On the 20th of July of 1810, the Creoles of Bogota—then known as Santa Fe—had the last straw; the uppity Spanish ruling class made its last mistake. The mistake was to refuse to lend the Creoles a small, elaborate, porcelain flower vase for a welcome party. It is believed the occasion was just an excuse used by the Creoles to pick a fight. And it worked. As a result of this curious incident came the act of rebellion and the declaration of independence.
The Creoles might have smashed the vase had they got their hands on it. Thanks to the scruples of its Spanish owner, the vase survived. So did the house in which it was found, an old one on the corner of the main square in the center of Bogota. There you’ll find a museum where you can learn more details than you ever wanted to know about any one vase, gaze with uninterrupted awe at said artifact, see what the building housing said relic is like, what the chaps looked like who were variously involved in those events, what kind of liquor bottles they kept, surviving spoons, belts (there is something odd about the belts; they keep popping up in unexpected places), swords, daggers, chairs and maps—drawings and paintings of Bogota in that epochal epoch.

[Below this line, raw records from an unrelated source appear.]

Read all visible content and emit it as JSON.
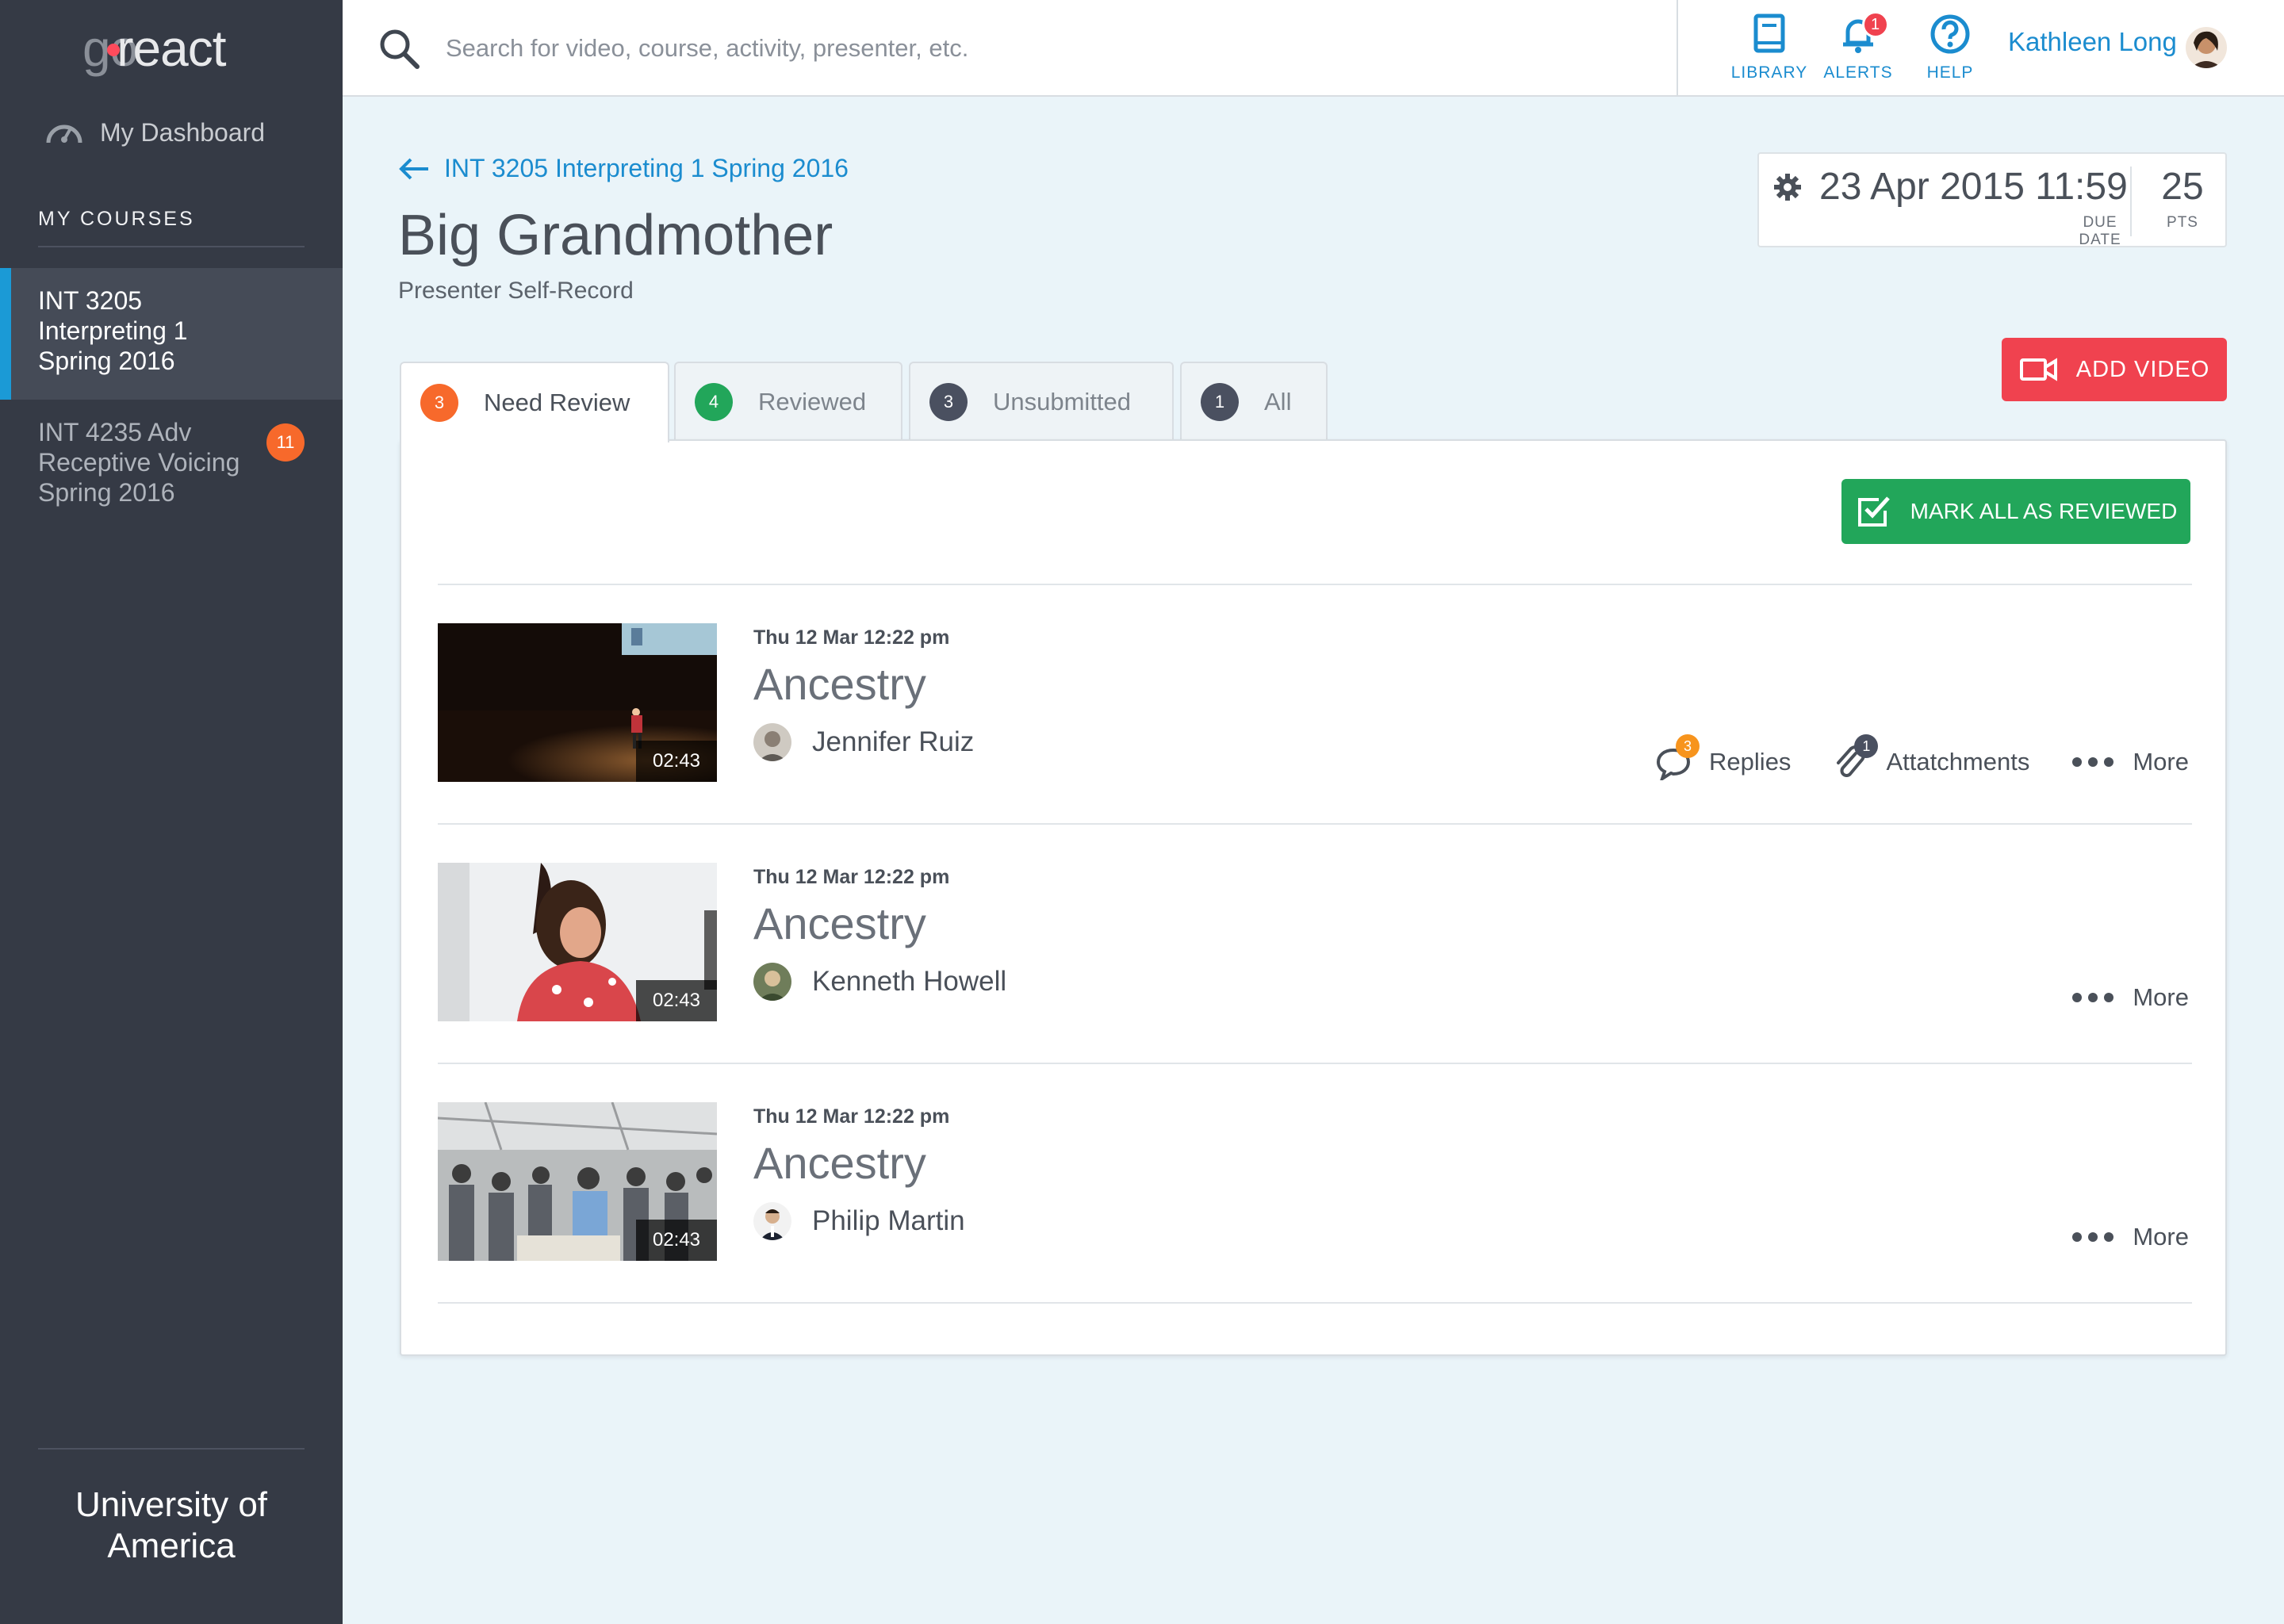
{
  "app": {
    "logo_go": "go",
    "logo_react": "react"
  },
  "sidebar": {
    "dashboard_label": "My Dashboard",
    "courses_heading": "MY COURSES",
    "courses": [
      {
        "label": "INT 3205 Interpreting 1 Spring 2016",
        "active": true
      },
      {
        "label": "INT 4235 Adv Receptive Voicing Spring 2016",
        "badge": "11"
      }
    ],
    "footer": "University of America"
  },
  "topbar": {
    "search_placeholder": "Search for video, course, activity, presenter, etc.",
    "nav": [
      {
        "label": "LIBRARY",
        "icon": "book-icon"
      },
      {
        "label": "ALERTS",
        "icon": "bell-icon",
        "badge": "1"
      },
      {
        "label": "HELP",
        "icon": "question-icon"
      }
    ],
    "user_name": "Kathleen Long"
  },
  "header": {
    "breadcrumb": "INT 3205 Interpreting 1 Spring 2016",
    "title": "Big Grandmother",
    "subtitle": "Presenter Self-Record",
    "due_date": "23 Apr 2015 11:59",
    "due_label": "DUE DATE",
    "points": "25",
    "points_label": "PTS",
    "add_video_label": "ADD VIDEO"
  },
  "tabs": [
    {
      "count": "3",
      "label": "Need Review",
      "color": "#f7692b",
      "active": true
    },
    {
      "count": "4",
      "label": "Reviewed",
      "color": "#22a65a"
    },
    {
      "count": "3",
      "label": "Unsubmitted",
      "color": "#4a5060"
    },
    {
      "count": "1",
      "label": "All",
      "color": "#4a5060"
    }
  ],
  "panel": {
    "mark_all_label": "MARK ALL AS REVIEWED",
    "items": [
      {
        "timestamp": "Thu 12 Mar 12:22 pm",
        "name": "Ancestry",
        "presenter": "Jennifer Ruiz",
        "duration": "02:43",
        "replies_label": "Replies",
        "replies_count": "3",
        "attachments_label": "Attatchments",
        "attachments_count": "1",
        "more_label": "More"
      },
      {
        "timestamp": "Thu 12 Mar 12:22 pm",
        "name": "Ancestry",
        "presenter": "Kenneth Howell",
        "duration": "02:43",
        "more_label": "More"
      },
      {
        "timestamp": "Thu 12 Mar 12:22 pm",
        "name": "Ancestry",
        "presenter": "Philip Martin",
        "duration": "02:43",
        "more_label": "More"
      }
    ]
  },
  "colors": {
    "sidebar_bg": "#353a45",
    "accent_blue": "#1b8ccf",
    "add_red": "#f0424f",
    "review_green": "#22a65a",
    "badge_orange": "#f7692b"
  }
}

A brief museum, the house itself is worth noticing, worth imagining what life in such a place must have been like, what our lives would be like if we designed our living spaces on such patterns with fountains, gardens, balconies and cloisters. There is a certain damp smell these old houses with thick walls, heavy, tiled floors, low ceilings and exposed wooden beams and balconies preserve: the smell of an old way of life, and an interesting part of the museum. There is also a settled atmosphere in such and old place, as if it has worn time around itself by being there so long.

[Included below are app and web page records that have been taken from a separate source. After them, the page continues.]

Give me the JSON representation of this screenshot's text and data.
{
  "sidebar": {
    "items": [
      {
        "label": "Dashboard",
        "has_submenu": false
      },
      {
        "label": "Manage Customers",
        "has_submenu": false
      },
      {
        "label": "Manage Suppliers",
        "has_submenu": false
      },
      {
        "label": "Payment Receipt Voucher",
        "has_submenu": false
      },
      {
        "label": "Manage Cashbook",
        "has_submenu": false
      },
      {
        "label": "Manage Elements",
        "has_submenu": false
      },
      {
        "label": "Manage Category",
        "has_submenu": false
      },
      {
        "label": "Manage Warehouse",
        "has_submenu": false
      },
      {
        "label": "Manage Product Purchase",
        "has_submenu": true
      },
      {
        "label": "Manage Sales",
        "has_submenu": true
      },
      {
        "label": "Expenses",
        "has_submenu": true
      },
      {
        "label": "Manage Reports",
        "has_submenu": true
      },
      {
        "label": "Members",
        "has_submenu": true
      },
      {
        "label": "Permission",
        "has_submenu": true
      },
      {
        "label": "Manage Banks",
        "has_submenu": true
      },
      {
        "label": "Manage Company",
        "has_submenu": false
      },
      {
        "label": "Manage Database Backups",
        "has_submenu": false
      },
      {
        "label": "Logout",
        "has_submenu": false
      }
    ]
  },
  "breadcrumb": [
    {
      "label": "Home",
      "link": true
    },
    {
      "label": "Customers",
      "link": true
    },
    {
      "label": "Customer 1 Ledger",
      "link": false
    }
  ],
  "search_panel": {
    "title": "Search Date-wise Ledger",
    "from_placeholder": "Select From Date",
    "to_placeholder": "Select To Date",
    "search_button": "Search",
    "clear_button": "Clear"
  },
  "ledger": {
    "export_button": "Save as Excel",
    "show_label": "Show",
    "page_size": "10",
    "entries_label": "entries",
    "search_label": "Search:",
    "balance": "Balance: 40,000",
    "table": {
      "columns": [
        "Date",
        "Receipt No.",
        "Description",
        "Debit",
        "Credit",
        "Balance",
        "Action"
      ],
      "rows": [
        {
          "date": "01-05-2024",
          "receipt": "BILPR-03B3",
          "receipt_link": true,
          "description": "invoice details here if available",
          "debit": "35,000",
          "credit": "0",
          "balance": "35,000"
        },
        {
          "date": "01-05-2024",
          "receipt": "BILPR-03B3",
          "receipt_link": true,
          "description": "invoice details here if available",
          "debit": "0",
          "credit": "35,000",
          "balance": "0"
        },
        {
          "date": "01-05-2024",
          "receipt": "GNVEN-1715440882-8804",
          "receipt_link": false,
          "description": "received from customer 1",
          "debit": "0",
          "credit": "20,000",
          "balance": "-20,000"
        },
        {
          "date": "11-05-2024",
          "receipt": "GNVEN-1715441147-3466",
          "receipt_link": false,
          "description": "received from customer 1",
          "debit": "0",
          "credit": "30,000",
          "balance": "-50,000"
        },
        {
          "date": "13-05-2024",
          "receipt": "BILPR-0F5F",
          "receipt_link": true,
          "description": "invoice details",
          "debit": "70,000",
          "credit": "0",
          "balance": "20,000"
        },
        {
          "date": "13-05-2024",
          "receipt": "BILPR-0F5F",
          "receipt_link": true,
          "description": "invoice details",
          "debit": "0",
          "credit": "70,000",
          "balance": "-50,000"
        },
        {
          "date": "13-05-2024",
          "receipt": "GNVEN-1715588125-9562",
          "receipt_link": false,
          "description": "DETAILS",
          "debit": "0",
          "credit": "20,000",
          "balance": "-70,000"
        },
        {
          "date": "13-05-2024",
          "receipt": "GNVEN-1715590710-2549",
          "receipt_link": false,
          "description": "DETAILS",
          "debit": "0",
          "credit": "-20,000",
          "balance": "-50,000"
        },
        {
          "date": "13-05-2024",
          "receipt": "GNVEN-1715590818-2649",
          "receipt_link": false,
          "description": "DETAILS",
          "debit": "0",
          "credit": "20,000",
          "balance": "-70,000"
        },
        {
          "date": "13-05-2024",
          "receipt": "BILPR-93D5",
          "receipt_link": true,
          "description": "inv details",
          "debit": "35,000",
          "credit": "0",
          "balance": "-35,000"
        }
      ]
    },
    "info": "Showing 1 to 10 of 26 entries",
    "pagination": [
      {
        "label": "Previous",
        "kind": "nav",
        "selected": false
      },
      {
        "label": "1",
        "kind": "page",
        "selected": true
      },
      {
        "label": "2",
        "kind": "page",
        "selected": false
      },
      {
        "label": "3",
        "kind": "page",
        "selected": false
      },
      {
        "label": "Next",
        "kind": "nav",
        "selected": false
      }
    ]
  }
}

Two rooms deserve special mention, just because you don’t expect them: the first is the room dedicated to the figure of Santa Librada, a sort of Catholic statue of liberty. The figure is not large, and it is the figure of a crucified woman. The room tells the history of this relic, its veneration, and some of the associations from which this baptized patron of liberty arose. The second room worth special notice is the room dedicated to Antonio Nariño. Nariño was a Jacobin of great influence in the Colombian revolution. He inspired, led, contended, did time in jail—in short, was for liberty all his life. He is also known as the father of Colombian political journalism. You will find family artifacts, sword, epaulettes, and other such paraphernalia—excluding his belt, however—there on view, including a large painting.
Colombia has many interesting, fraught epochs; from the time of the conquest till today these have been occurring pretty much serially and without interruption. This museum in the heart of the old city preserves one of the many altercations, one of the happier ones in the end. For 3,000 COPs you can enjoy all nine rooms at your leisure.